Self-reported surveys, in 1991 and 1996, of adolescent students concerning their use of drugs, especially alcohol, tobacco and cannabis, and the harmful consequences of such use.
A total of 3452 (in 1991) and 3790 (in 1996) junior and high school students in randomly selected classes in the public school system.
Prevalence of drug use and patterns of multiple drug use and of alcohol- and drug-related problems; independent risk factors for multiple drug use. The risk continuum for the response to alcohol problems was used as a policy framework.
The prevalence of cigarette smoking and the use of hallucinogens and stimulants was markedly higher in 1996 than in 1991. Over one-fifth (21.9%) of the students reported multiple drug use of alcohol and tobacco and cannabis in the 12 months before the 1996 survey. The 3 main subgroups--nonusers, users of alcohol only and users of multiple drugs--had distinct patterns of use, numbers of problems and risk factors. In all, 27.1% of the students had experienced at least 1 alcohol-related problem and 6% had experienced at least 1 drug-related problem in the 12 months before the 1996 survey.
There is a need for integrated school- and community-based drug prevention programs, with goals, strategies and outcome measures capturing the full spectrum of patterns of use and levels of risk among subgroups of the adolescent student population.
Comment In: CMAJ. 1997 May 15;156(10):1397-99164397

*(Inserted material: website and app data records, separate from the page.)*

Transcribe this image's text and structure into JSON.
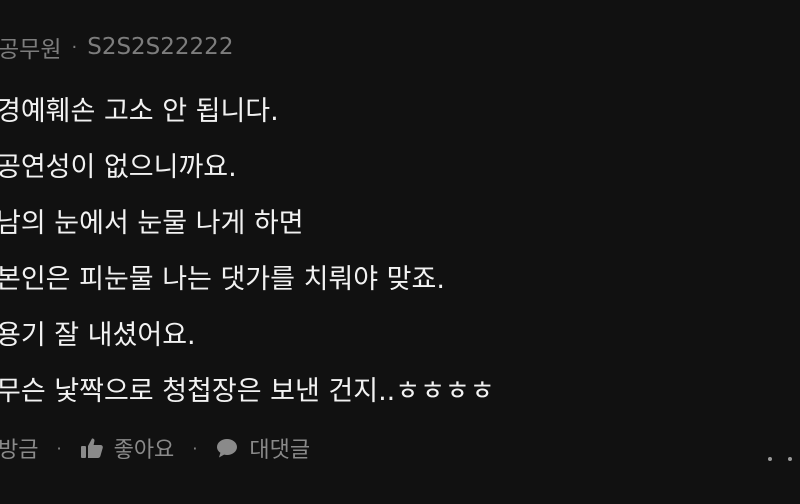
{
  "comment": {
    "author": "공무원",
    "separator": "·",
    "user_id": "S2S2S22222",
    "lines": [
      "경예훼손 고소 안 됩니다.",
      "공연성이 없으니까요.",
      "남의 눈에서 눈물 나게 하면",
      "본인은 피눈물 나는 댓가를 치뤄야 맞죠.",
      "용기 잘 내셨어요.",
      "무슨 낯짝으로 청첩장은 보낸 건지..ㅎㅎㅎㅎ"
    ],
    "timestamp": "방금",
    "like_label": "좋아요",
    "reply_label": "대댓글",
    "icons": {
      "like": "thumbs-up-icon",
      "reply": "speech-bubble-icon",
      "more": "more-dots-icon"
    },
    "colors": {
      "background": "#111111",
      "text": "#f2f2f2",
      "meta": "#7d7d7d"
    }
  }
}
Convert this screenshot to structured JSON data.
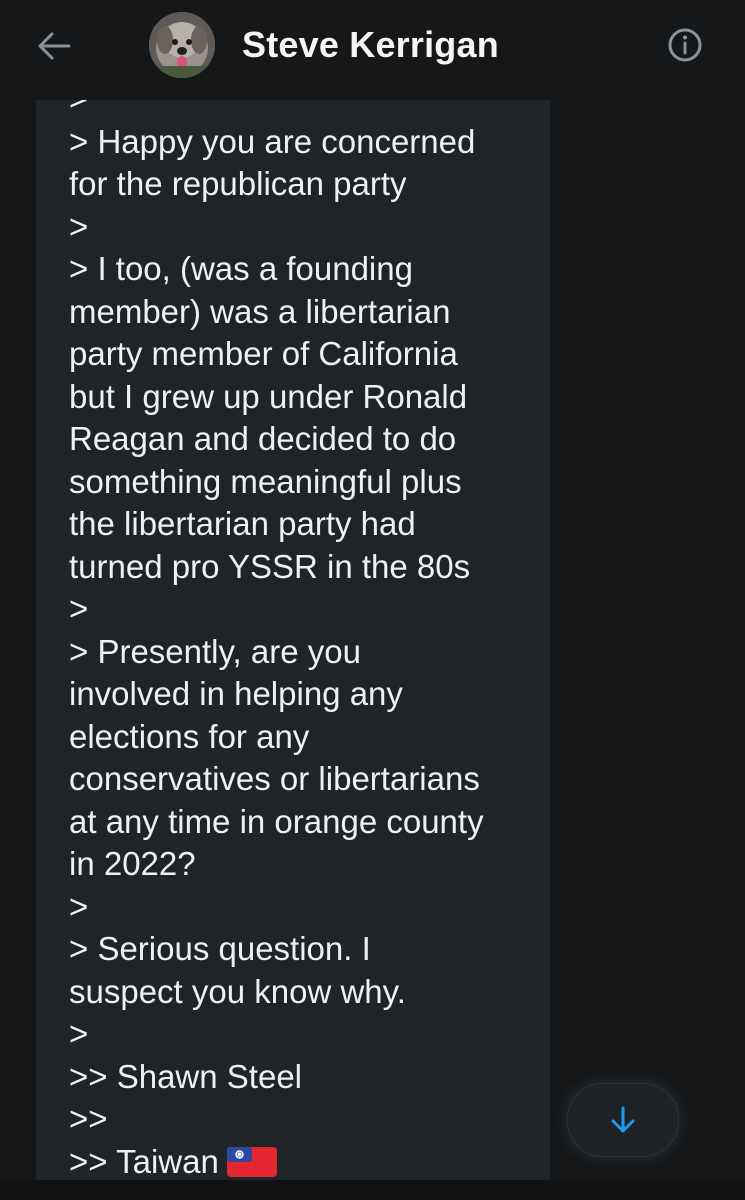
{
  "header": {
    "title": "Steve Kerrigan",
    "back_icon": "arrow-left-icon",
    "info_icon": "info-circle-icon",
    "avatar_icon": "profile-photo-dog"
  },
  "message": {
    "lines": [
      ">",
      "> Happy you are concerned",
      "for the republican party",
      ">",
      "> I too, (was a founding",
      "member) was a libertarian",
      "party member of California",
      "but I grew up under Ronald",
      "Reagan and decided to do",
      "something meaningful plus",
      "the libertarian party had",
      "turned pro YSSR in the 80s",
      ">",
      "> Presently, are you",
      "involved in helping any",
      "elections for any",
      "conservatives or libertarians",
      "at any time in orange county",
      "in 2022?",
      ">",
      "> Serious question. I",
      "suspect you know why.",
      ">",
      ">> Shawn Steel",
      ">>",
      ">> Taiwan"
    ],
    "flag_icon": "taiwan-flag-icon"
  },
  "scroll_button": {
    "icon": "arrow-down-icon"
  },
  "colors": {
    "background": "#151718",
    "bubble": "#212426",
    "text": "#eef0f1",
    "accent": "#1d9bf0",
    "muted_icon": "#8b9399"
  }
}
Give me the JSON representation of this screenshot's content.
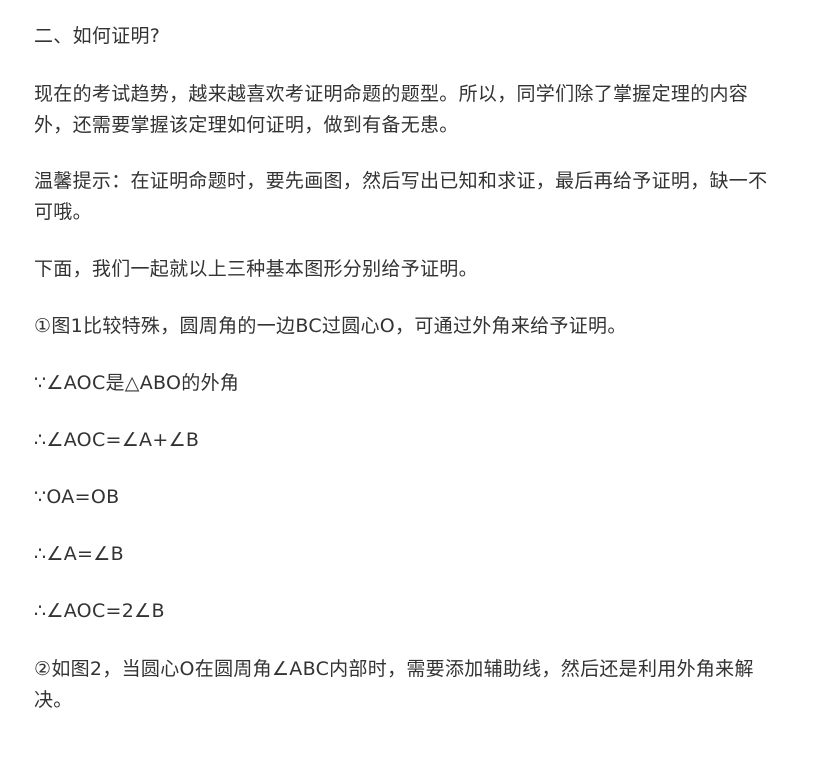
{
  "article": {
    "heading": "二、如何证明?",
    "p1": "现在的考试趋势，越来越喜欢考证明命题的题型。所以，同学们除了掌握定理的内容外，还需要掌握该定理如何证明，做到有备无患。",
    "p2": "温馨提示：在证明命题时，要先画图，然后写出已知和求证，最后再给予证明，缺一不可哦。",
    "p3": "下面，我们一起就以上三种基本图形分别给予证明。",
    "p4": "①图1比较特殊，圆周角的一边BC过圆心O，可通过外角来给予证明。",
    "step1": "∵∠AOC是△ABO的外角",
    "step2": "∴∠AOC=∠A+∠B",
    "step3": "∵OA=OB",
    "step4": "∴∠A=∠B",
    "step5": "∴∠AOC=2∠B",
    "p5": "②如图2，当圆心O在圆周角∠ABC内部时，需要添加辅助线，然后还是利用外角来解决。"
  }
}
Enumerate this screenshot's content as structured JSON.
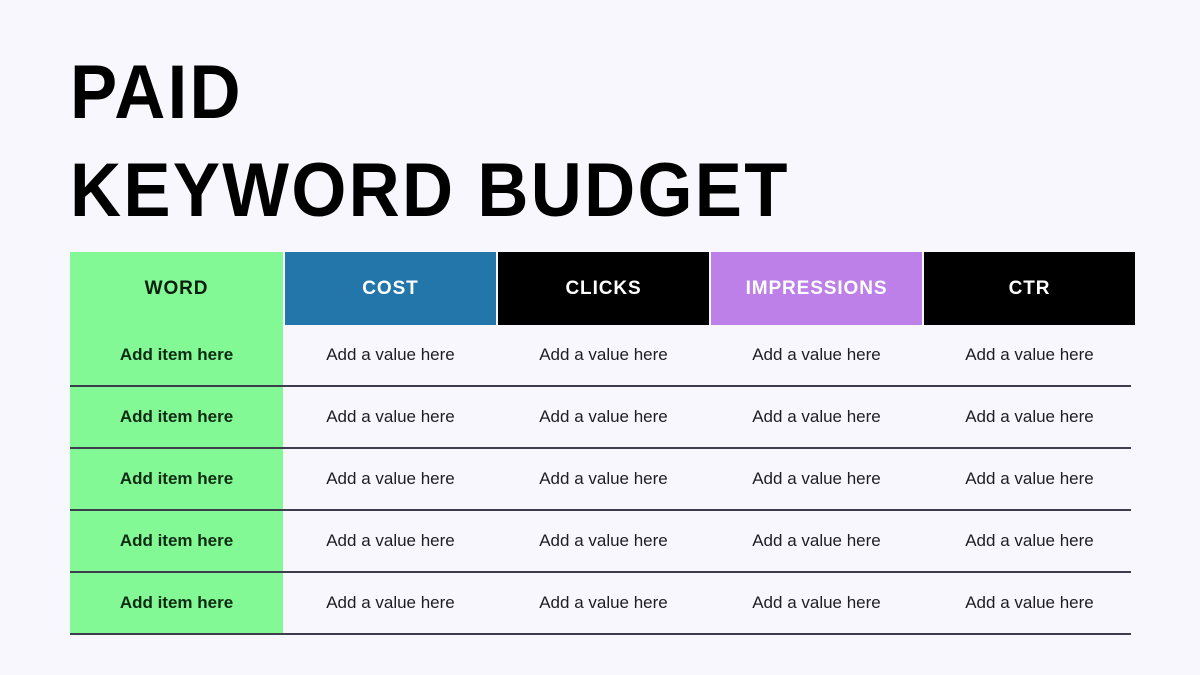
{
  "slide": {
    "background_color": "#f8f7fd",
    "title_lines": [
      "PAID",
      "KEYWORD BUDGET"
    ]
  },
  "table": {
    "columns": [
      {
        "key": "word",
        "label": "WORD",
        "bg": "#82f994",
        "fg": "#0a1f0e"
      },
      {
        "key": "cost",
        "label": "COST",
        "bg": "#2276a9",
        "fg": "#ffffff"
      },
      {
        "key": "clicks",
        "label": "CLICKS",
        "bg": "#000000",
        "fg": "#ffffff"
      },
      {
        "key": "impressions",
        "label": "IMPRESSIONS",
        "bg": "#bc80e8",
        "fg": "#ffffff"
      },
      {
        "key": "ctr",
        "label": "CTR",
        "bg": "#000000",
        "fg": "#ffffff"
      }
    ],
    "row_label_bg": "#82f994",
    "row_value_bg": "#f8f7fd",
    "row_divider_color": "#3d3d4e",
    "rows": [
      {
        "word": "Add item here",
        "cost": "Add a value here",
        "clicks": "Add a value here",
        "impressions": "Add a value here",
        "ctr": "Add a value here"
      },
      {
        "word": "Add item here",
        "cost": "Add a value here",
        "clicks": "Add a value here",
        "impressions": "Add a value here",
        "ctr": "Add a value here"
      },
      {
        "word": "Add item here",
        "cost": "Add a value here",
        "clicks": "Add a value here",
        "impressions": "Add a value here",
        "ctr": "Add a value here"
      },
      {
        "word": "Add item here",
        "cost": "Add a value here",
        "clicks": "Add a value here",
        "impressions": "Add a value here",
        "ctr": "Add a value here"
      },
      {
        "word": "Add item here",
        "cost": "Add a value here",
        "clicks": "Add a value here",
        "impressions": "Add a value here",
        "ctr": "Add a value here"
      }
    ]
  }
}
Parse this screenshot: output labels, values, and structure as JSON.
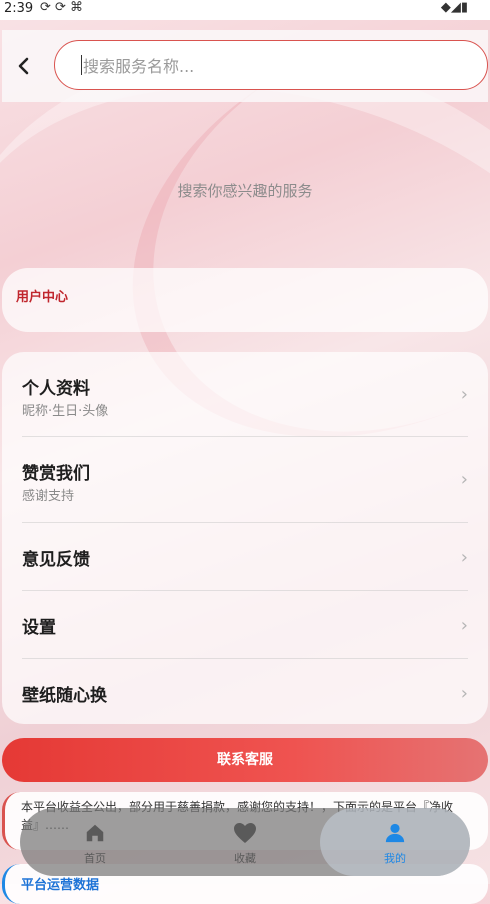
{
  "status_bar": {
    "time": "2:39",
    "left_icons": "⟳ ⟳ ⌘",
    "right_icons": "◆◢▮"
  },
  "search": {
    "back_icon": "chevron-left-icon",
    "placeholder": "搜索服务名称...",
    "hint": "搜索你感兴趣的服务"
  },
  "user_center": {
    "title": "用户中心"
  },
  "menu": {
    "items": [
      {
        "title": "个人资料",
        "subtitle": "昵称·生日·头像"
      },
      {
        "title": "赞赏我们",
        "subtitle": "感谢支持"
      },
      {
        "title": "意见反馈",
        "subtitle": ""
      },
      {
        "title": "设置",
        "subtitle": ""
      },
      {
        "title": "壁纸随心换",
        "subtitle": ""
      }
    ],
    "chevron": "›"
  },
  "contact": {
    "label": "联系客服"
  },
  "notice": {
    "text": "本平台收益全公出，部分用于慈善捐款，感谢您的支持！，下面示的是平台『净收益』……"
  },
  "stats": {
    "title": "平台运营数据"
  },
  "tab_bar": {
    "tabs": [
      {
        "label": "首页",
        "icon": "home-icon"
      },
      {
        "label": "收藏",
        "icon": "heart-icon"
      },
      {
        "label": "我的",
        "icon": "user-icon"
      }
    ],
    "active_color": "#1e88e5",
    "inactive_color": "#5a5a5a"
  },
  "colors": {
    "accent_red": "#e53935",
    "title_red": "#c0262d",
    "blue": "#1e73d6"
  }
}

In this article we critically analyze the disconnect between much of the contemporary discourse and practice in Canadian community health nursing (CHN) that has contributed to the slow progress of strengths-based, health-promoting nursing practice. Appreciative inquiry philosophy and methods are introduced as a bridge to traverse this disciplinary gap. Two exemplars show how appreciative, strengths-based CHN research and action can move policies and programs toward more socially just practices congruent with CHN values. Exciting potential for nursing knowledge may arise from incorporating more strengths-based approaches into practice, education, policy, and research.
This article describes results of the immunological study of school-aged children residing in cities with different levels of the technogenic air pollution. Children from cities with the highest level of the technogenic pollution had a high number of immature neutrophils (band cells) and eosinophils. The children living in these ecologically unfavorable areas have presented a reduction of T-cell antigen receptor CD3, CD4, CD8, CD20, CD16, CD95. This indicates to that both T-cell and B-cell immunity is suppressed. The decline of the phagocytic function in neutrophils indicates to the suppression of the nonspecific host defense mechanisms also.
The mortality and morbidity resulting from serious trauma in adolescence, particularly head and spinal cord injury, constitutes a health problem of major proportions. Although many community-based prevention programmes have been reported in this last decade, few of these describe an evaluation component. In this study, a school-based prevention programme was developed by a peer group and presented by them to high-risk adolescents. The study aimed to test the efficacy of this intervention compared to the delivery of a prevention presentation to a similar group by a health care professional and compared to a control group. Measures of health locus of control, self-efficacy and behavioural intent were supplemented by open-ended items related to risk-taking behaviour change. At post-test and at 4-month follow-up, there was little evidence in the quantitative measures to support the effectiveness of the intervention for reducing injury risk factors. More encouraging findings were seen in the qualitative data. Explanations for why the intervention did not result in the expected outcomes are offered.